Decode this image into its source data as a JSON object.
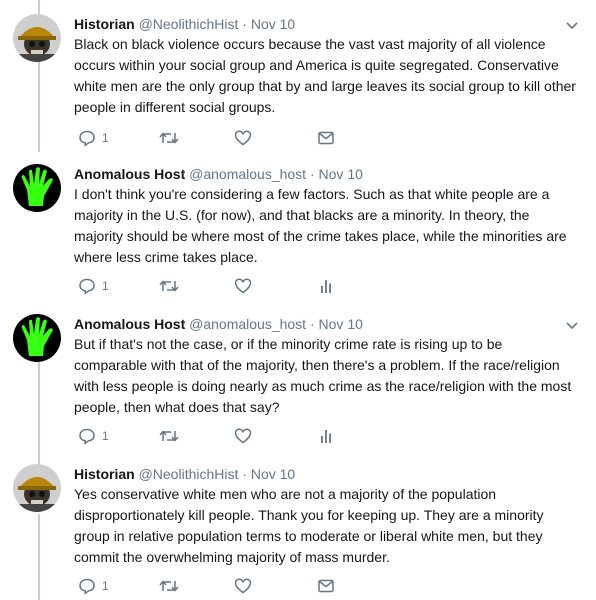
{
  "tweets": [
    {
      "name": "Historian",
      "handle": "@NeolithichHist",
      "dot": "·",
      "date": "Nov 10",
      "text": "Black on black violence occurs because the vast vast majority of all violence occurs within your social group and America is quite segregated. Conservative white men are the only group that by and large leaves its social group to kill other people in different social groups.",
      "reply_count": "1",
      "avatar_icon": "helmet-skull-avatar",
      "extra_icon": "mail-icon"
    },
    {
      "name": "Anomalous Host",
      "handle": "@anomalous_host",
      "dot": "·",
      "date": "Nov 10",
      "text": "I don't think you're considering a few factors.  Such as that white people are a majority in the U.S. (for now), and that blacks are a minority.  In theory, the majority should be where most of the crime takes place, while the minorities are where less crime takes place.",
      "reply_count": "1",
      "avatar_icon": "green-hand-avatar",
      "extra_icon": "analytics-icon"
    },
    {
      "name": "Anomalous Host",
      "handle": "@anomalous_host",
      "dot": "·",
      "date": "Nov 10",
      "text": "But if that's not the case, or if the minority crime rate is rising up to be comparable with that of the majority, then there's a problem.  If the race/religion with less people is doing nearly as much crime as the race/religion with the most people, then what does that say?",
      "reply_count": "1",
      "avatar_icon": "green-hand-avatar",
      "extra_icon": "analytics-icon"
    },
    {
      "name": "Historian",
      "handle": "@NeolithichHist",
      "dot": "·",
      "date": "Nov 10",
      "text": "Yes conservative white men who are not a majority of the population disproportionately kill people. Thank you for keeping up. They are a minority group in relative population terms to moderate or liberal white men, but they commit the overwhelming majority of mass murder.",
      "reply_count": "1",
      "avatar_icon": "helmet-skull-avatar",
      "extra_icon": "mail-icon"
    }
  ],
  "colors": {
    "text": "#14171a",
    "muted": "#657786",
    "thread_line": "#c4cfd6",
    "hand_green": "#39ff14"
  }
}
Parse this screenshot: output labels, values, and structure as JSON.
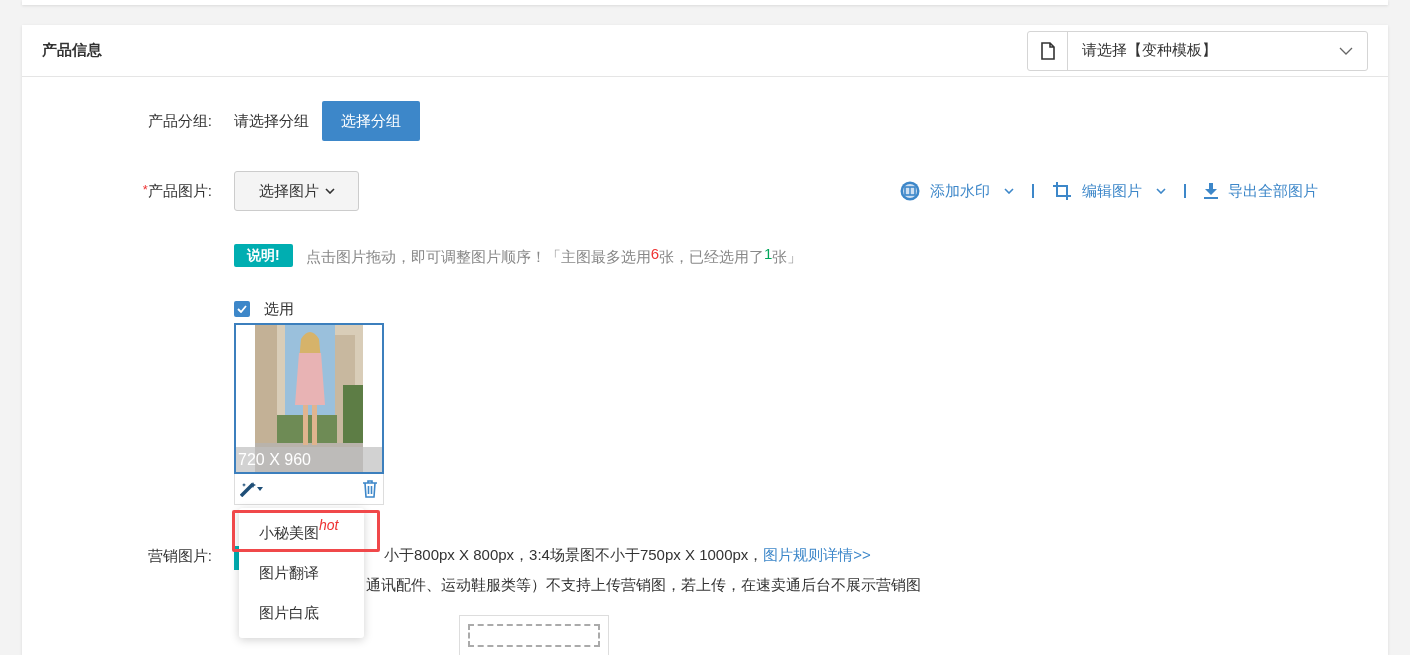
{
  "section": {
    "title": "产品信息",
    "template_select": {
      "placeholder": "请选择【变种模板】"
    }
  },
  "group_row": {
    "label": "产品分组:",
    "value": "请选择分组",
    "button": "选择分组"
  },
  "images_row": {
    "required_mark": "*",
    "label": "产品图片:",
    "button": "选择图片",
    "tools": [
      {
        "kind": "watermark",
        "label": "添加水印",
        "caret": true
      },
      {
        "kind": "crop",
        "label": "编辑图片",
        "caret": true
      },
      {
        "kind": "download",
        "label": "导出全部图片",
        "caret": false
      }
    ],
    "note": {
      "badge": "说明!",
      "text": "点击图片拖动，即可调整图片顺序！「主图最多选用",
      "max_count": "6",
      "middle": "张，已经选用了",
      "selected_count": "1",
      "end": "张」"
    },
    "images": [
      {
        "checkbox_label": "选用",
        "checked": true,
        "size": "720 X 960",
        "kind": "picture"
      }
    ]
  },
  "menu": {
    "items": [
      {
        "label": "小秘美图",
        "badge": "hot",
        "highlighted": true
      },
      {
        "label": "图片翻译",
        "highlighted": false
      },
      {
        "label": "图片白底",
        "highlighted": false
      }
    ]
  },
  "marketing_row": {
    "label": "营销图片:",
    "line_1": "小于800px X 800px，3:4场景图不小于750px X 1000px，",
    "link": "图片规则详情>>",
    "line_2": "通讯配件、运动鞋服类等）不支持上传营销图，若上传，在速卖通后台不展示营销图"
  }
}
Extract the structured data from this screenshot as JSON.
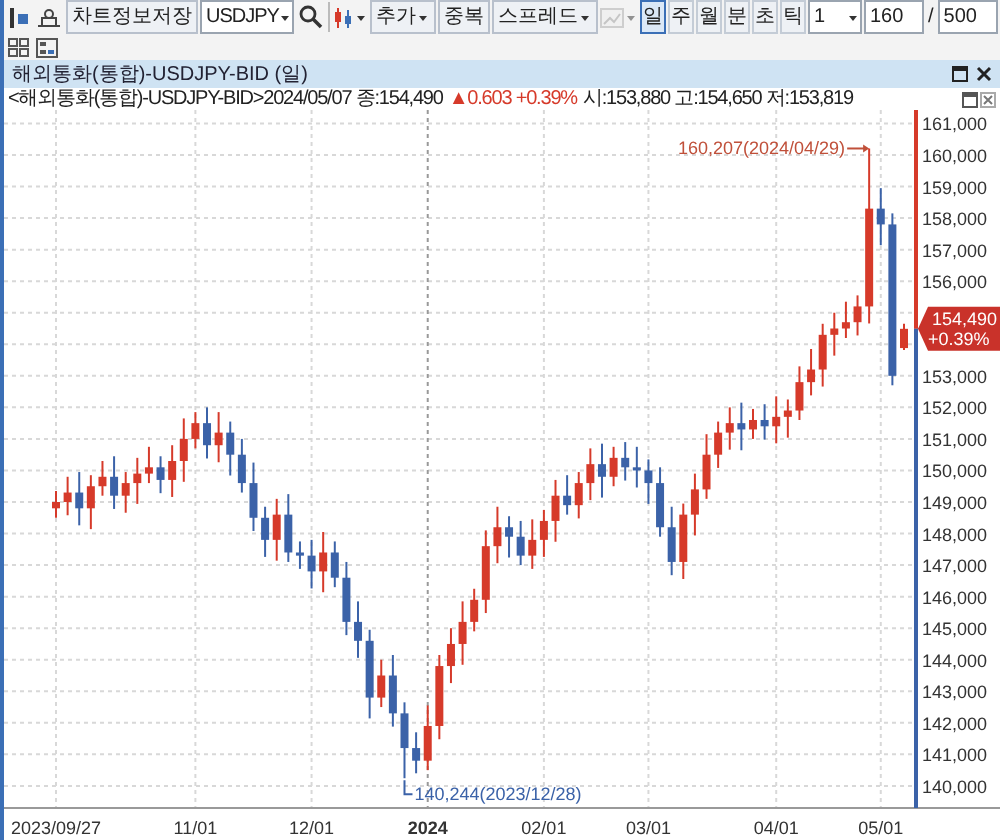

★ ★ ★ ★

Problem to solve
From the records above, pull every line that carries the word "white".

Exercise response
      "text": "Black on black violence occurs because the vast vast majority of all violence occurs within your social group and America is quite segregated. Conservative white men are the only group that by and large leaves its social group to kill other people in different social groups.",
      "text": "I don't think you're considering a few factors.  Such as that white people are a majority in the U.S. (for now), and that blacks are a minority.  In theory, the majority should be where most of the crime takes place, while the minorities are where less crime takes place.",
      "text": "Yes conservative white men who are not a majority of the population disproportionately kill people. Thank you for keeping up. They are a minority group in relative population terms to moderate or liberal white men, but they commit the overwhelming majority of mass murder.",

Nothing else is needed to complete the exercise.